The Palestinian question is no longer perceived as a war of national liberation that could be resolved by creating a single country where Jews, Christians and Muslims lived together as equals, as the PLO has long called for. Instead it is regarded as Arab-Muslim opposition to a Jewish presence in Palestine and so, for some, a symbol of enduring anti-Semitism that must be opposed. But if Palestine had been invaded by Buddhists, or post-Ottoman Turkey, resistance would have been just as strong.
Tibet, Xinjiang, the Philippines, the Russian Caucasus, Burma (where we have just discovered a Muslim population in conflict with its Buddhist neighbours), the former Yugoslavia (broken up along sectarian lines between Catholic Croats, Orthodox Serbs and Muslim Bosnians), Northern Ireland (Catholics and Protestants) and now Mali: Can the conflicts in all these regions really be seen as a clash of religious values? Or are they in fact secular, anchored in a social reality that hardly anyone bothers to analyse, while self-appointed sectarian leaders seize the opportunity to realise their personal ambitions?
Exploiting identity in clashes between large and small powers has a long history. One might have thought that political modernity and the republican principles that have spread around the world since the French Revolution would mean that secularity was firmly installed in international relations, but this is not the case. There has been an increase in the claims of some countries to speak on behalf of transnational religions, particularly the three monotheistic ones.
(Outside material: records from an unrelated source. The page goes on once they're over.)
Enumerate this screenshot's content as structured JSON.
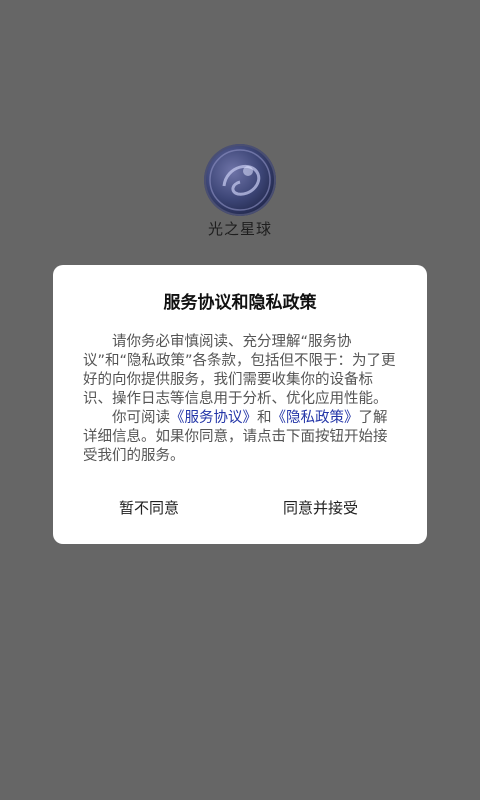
{
  "splash": {
    "app_name": "光之星球",
    "logo_icon": "planet-logo-icon"
  },
  "dialog": {
    "title": "服务协议和隐私政策",
    "paragraph1": "请你务必审慎阅读、充分理解“服务协议”和“隐私政策”各条款，包括但不限于：为了更好的向你提供服务，我们需要收集你的设备标识、操作日志等信息用于分析、优化应用性能。",
    "p2_prefix": "你可阅读",
    "service_link": "《服务协议》",
    "p2_and": "和",
    "privacy_link": "《隐私政策》",
    "p2_suffix": "了解详细信息。如果你同意，请点击下面按钮开始接受我们的服务。",
    "disagree_label": "暂不同意",
    "agree_label": "同意并接受"
  },
  "colors": {
    "overlay": "#666666",
    "link": "#2436a8",
    "dialog_bg": "#ffffff"
  }
}
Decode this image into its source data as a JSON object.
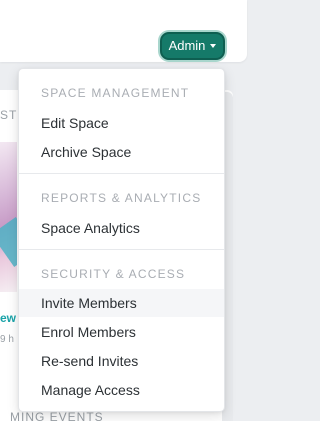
{
  "header": {
    "admin_button_label": "Admin"
  },
  "background": {
    "section_label_fragment": "ST",
    "link_fragment": "ew",
    "meta_fragment": "9 h",
    "bottom_label_fragment": "MING EVENTS"
  },
  "menu": {
    "sections": [
      {
        "header": "SPACE MANAGEMENT",
        "items": [
          {
            "label": "Edit Space"
          },
          {
            "label": "Archive Space"
          }
        ]
      },
      {
        "header": "REPORTS & ANALYTICS",
        "items": [
          {
            "label": "Space Analytics"
          }
        ]
      },
      {
        "header": "SECURITY & ACCESS",
        "items": [
          {
            "label": "Invite Members",
            "highlighted": true
          },
          {
            "label": "Enrol Members"
          },
          {
            "label": "Re-send Invites"
          },
          {
            "label": "Manage Access"
          }
        ]
      }
    ]
  },
  "colors": {
    "accent": "#157a69",
    "menu_header": "#a9adb3",
    "menu_text": "#2c3135"
  }
}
These countries use religion to serve their policies of power, influence and expansion. They use it to justify ignoring fundamental human rights defined by the UN: The West has supported the continued occupation of Palestinian territories since 1967, while some Muslim countries allow flogging, stoning and the maiming of thieves. The sanctions applied to those who contravene international law also vary: The international community imposes strict punishments in some cases (Iraq, Iran, Libya, Serbia) and does not reprimand at all in others (the Israeli occupation, the US detention system in Guantanamo). Ending this manipulation of religion, and the simplistic analyses that try to conceal the secular reality of conflict, particularly in the Middle East, is essential if we want to bring peace to this tormented region. Georges Corm is an economist and historian of the Middle East, a former minister of finance in the Lebanese government, 1998-2000, and author of Le Proche-Orient éclaté (Gallimard) and Le Nouveau gouvernement du monde (La Découverte). © 2013 Le Monde diplomatique – distributed by Agence Global